Junior Maine Guides

Ten Wyonegonic Senior Campers just returned from five days at Junior Maine Guide (JMG) testing camp in Rangley Maine. The girls spent the first three weeks of the summer learning outdoor living skills, studying the map of Maine, identifying trees, honing canoe strokes and chopping and splitting wood for the famous “wet day fire” test. We’d love to congratulate all of the girls for their hard work and dedication to continuing the tradition of JMG at Wyonegonic. Next week our younger campers participating in the Junior Maine Woodsman (JMW) and Maine Woodsman (MW) programs will enjoy their culminating trips and skill testing. Perhaps they are future JMGs! For more information on the JMW, MW and JMG programs please visit Maine Summer Camps’ website.

Two Wyo JMG candidates practice lighting their wet day fire

JMG candidates return to Wyo

Blow Wind Blow!

We had a wonderful windy day for the Wyonegonic Sailing Regatta today.  Congratulations to all of the sailors who participated and a huge THANK YOU to the Wyo sailing staff – you did a great job hosting the event!

Happy July from Wyo!

Sending you happy July wishes from Wyo! We had a great July 4th celebration starting with traditional wake up from our CITs and horses, a delicious chicken BBQ at the farmhouse for lunch and a campfire at Teepee Point after dinner where we awarded five year paddles and recognized campers and staff from other countries with a flag ceremony. We hope you all had a great Holiday!

In the Lake!

We are enjoying beautiful weather this week at Wyo. The crew is hard at work getting camp ready for the summer. Here are some photos of the docks going in the lake after spending the winter in the Inty parking lot. We are also picking up sticks and branches blown down by the winter wind, cleaning cabins, and prepping the Cobb dining hall for our first meal. Did you know the Wiggies act as boat houses in the winter? We will be ready for staff certification courses that start this week and can’t wait for our 2011 campers to arrive June 29!

Here comes a dock

In the lake!

Wyo docks moving into place

Wyonegonic Alumnae AT Thru-hikers

Appalachian Trail markerLiz Staley (Wyo 97-06) and Aislinn Smith (Wyo 97-06) made a pact when they were twelve years old at Wyonegonic to thru-hike the Appalachian Trail someday. Well, that day has come. Before they move to far distant lands, start careers and families, they are going to walk 2,200 miles from Georgia to Maine, in 5 million steps, having awesome adventures, and creating incredible memories. They are joined by Avery Forbes (Wyo 95-01, 05, 10) who is also hiking to raise money for Beardsley Elementary School and Teach for America. She is providing lessons and games for her former students to follow along with her on the trail.

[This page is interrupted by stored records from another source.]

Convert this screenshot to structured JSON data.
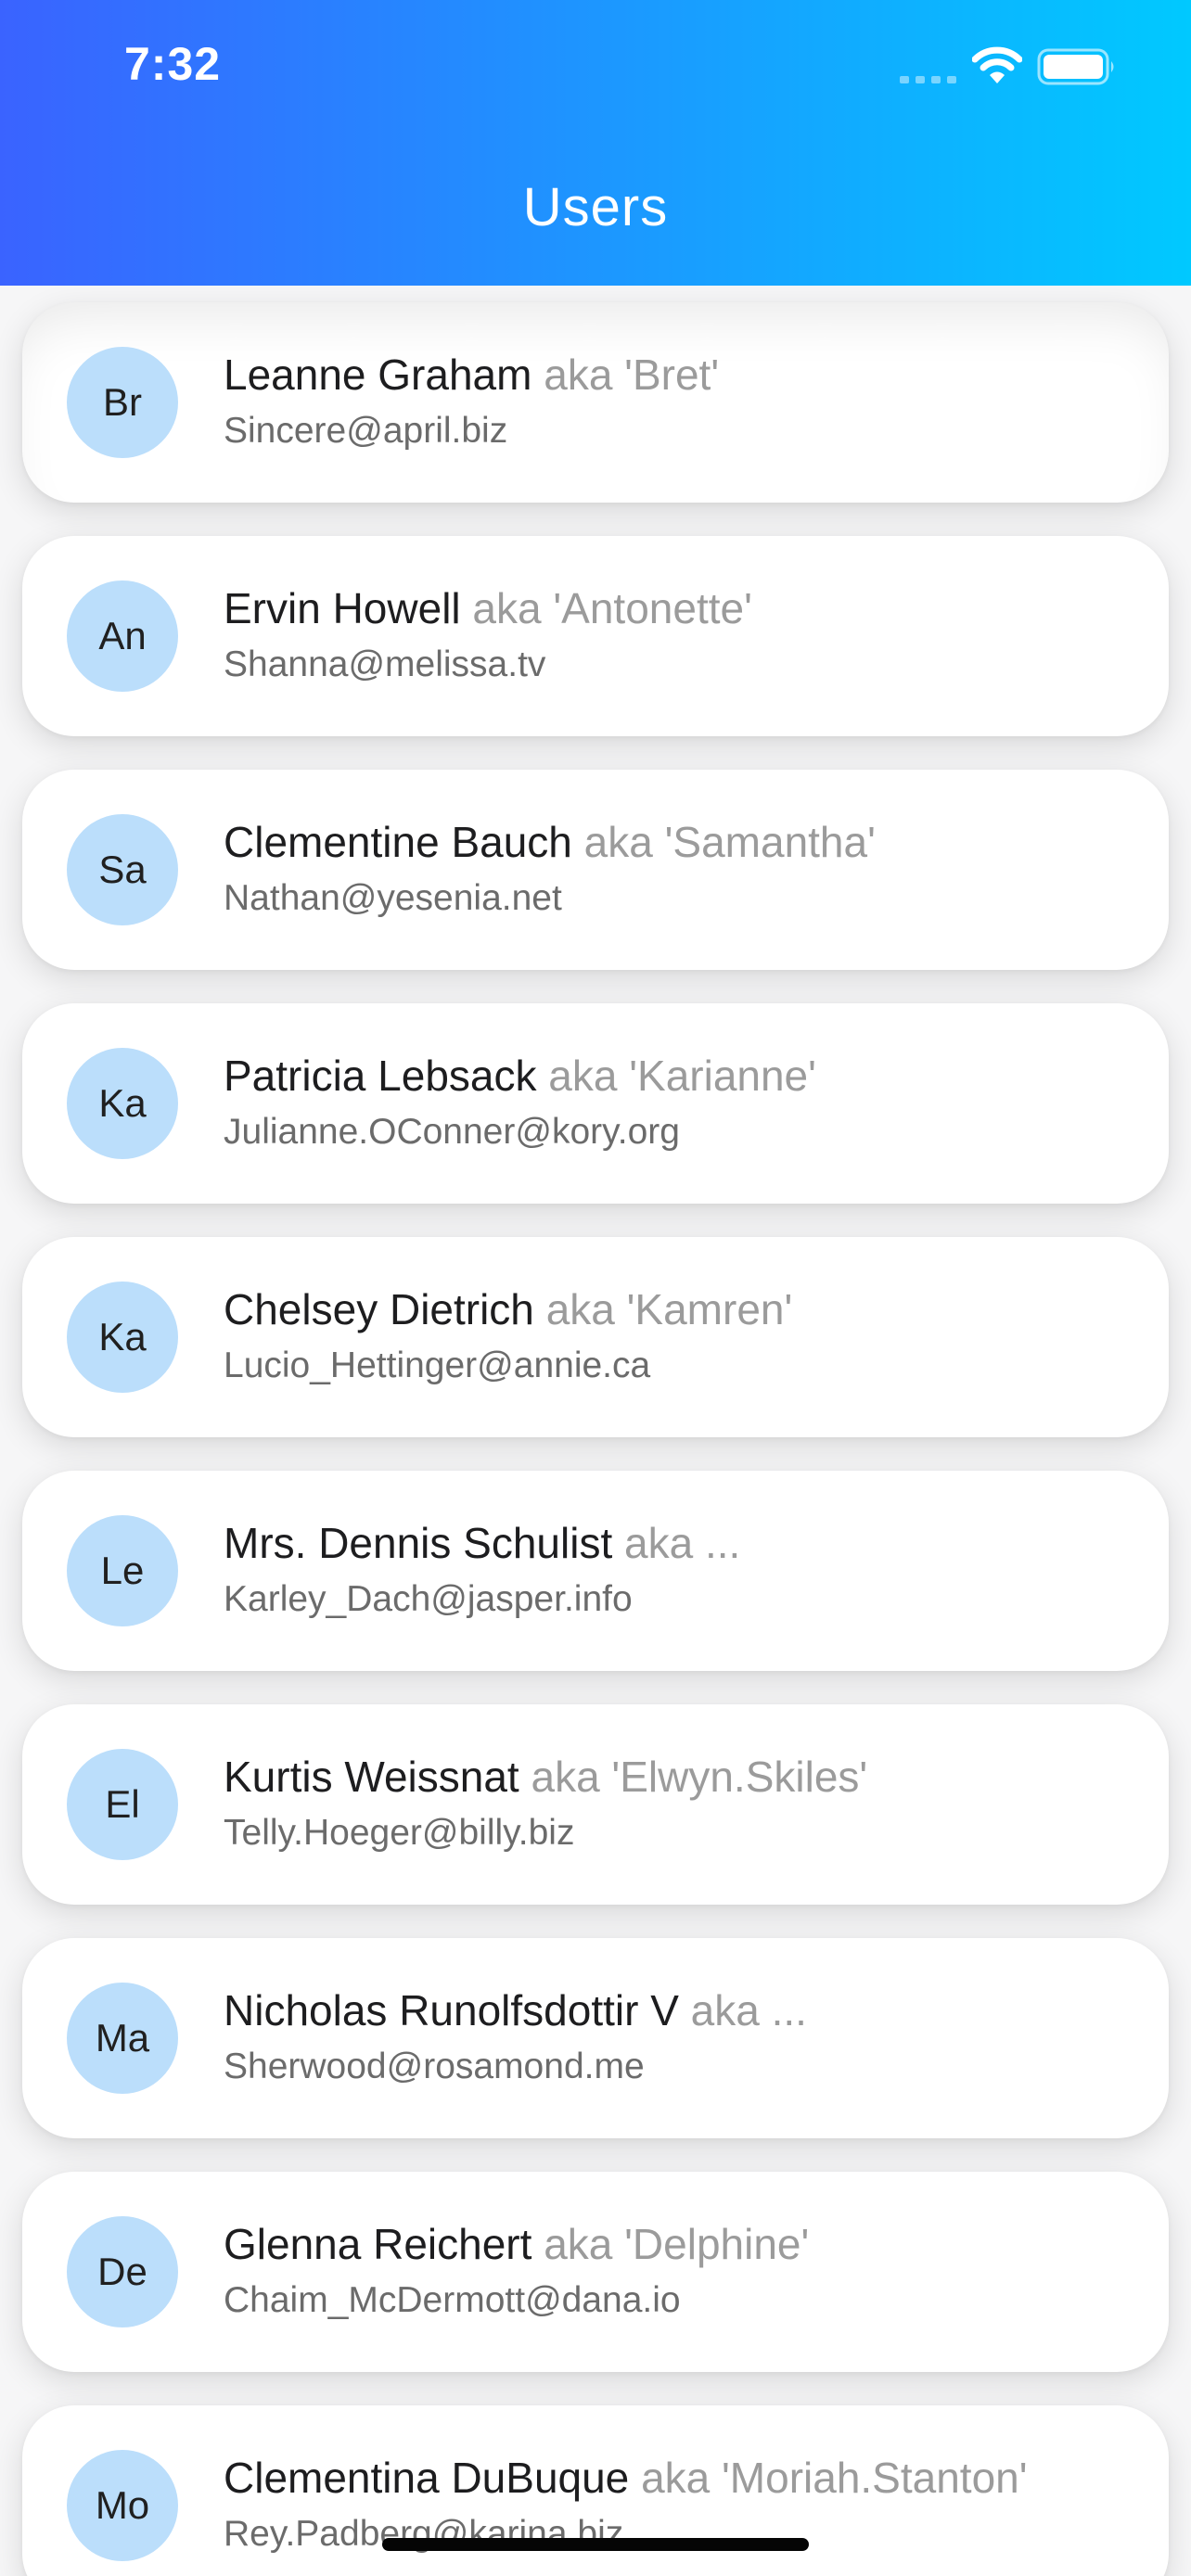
{
  "status_bar": {
    "time": "7:32"
  },
  "header": {
    "title": "Users",
    "gradient_start": "#3a63ff",
    "gradient_end": "#00c9ff"
  },
  "icons": {
    "signal": "cellular-signal-icon",
    "wifi": "wifi-icon",
    "battery": "battery-icon"
  },
  "users": [
    {
      "initials": "Br",
      "name": "Leanne Graham",
      "aka": "aka 'Bret'",
      "email": "Sincere@april.biz"
    },
    {
      "initials": "An",
      "name": "Ervin Howell",
      "aka": "aka 'Antonette'",
      "email": "Shanna@melissa.tv"
    },
    {
      "initials": "Sa",
      "name": "Clementine Bauch",
      "aka": "aka 'Samantha'",
      "email": "Nathan@yesenia.net"
    },
    {
      "initials": "Ka",
      "name": "Patricia Lebsack",
      "aka": "aka 'Karianne'",
      "email": "Julianne.OConner@kory.org"
    },
    {
      "initials": "Ka",
      "name": "Chelsey Dietrich",
      "aka": "aka 'Kamren'",
      "email": "Lucio_Hettinger@annie.ca"
    },
    {
      "initials": "Le",
      "name": "Mrs. Dennis Schulist",
      "aka": "aka ...",
      "email": "Karley_Dach@jasper.info"
    },
    {
      "initials": "El",
      "name": "Kurtis Weissnat",
      "aka": "aka 'Elwyn.Skiles'",
      "email": "Telly.Hoeger@billy.biz"
    },
    {
      "initials": "Ma",
      "name": "Nicholas Runolfsdottir V",
      "aka": "aka ...",
      "email": "Sherwood@rosamond.me"
    },
    {
      "initials": "De",
      "name": "Glenna Reichert",
      "aka": "aka 'Delphine'",
      "email": "Chaim_McDermott@dana.io"
    },
    {
      "initials": "Mo",
      "name": "Clementina DuBuque",
      "aka": "aka 'Moriah.Stanton'",
      "email": "Rey.Padberg@karina.biz"
    }
  ]
}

They are about 300 miles into their journey. You can follow their adventures at their Ais, Liz, and Avery’s AT Thru-Hike 2011 blog. Feel free to send them messages of encouragement and support through their blog.

New Wyo Blog Coming Soon!

The new blog to keep campers and parent in the loop about the latest news and events at Wyonegonic is coming soon!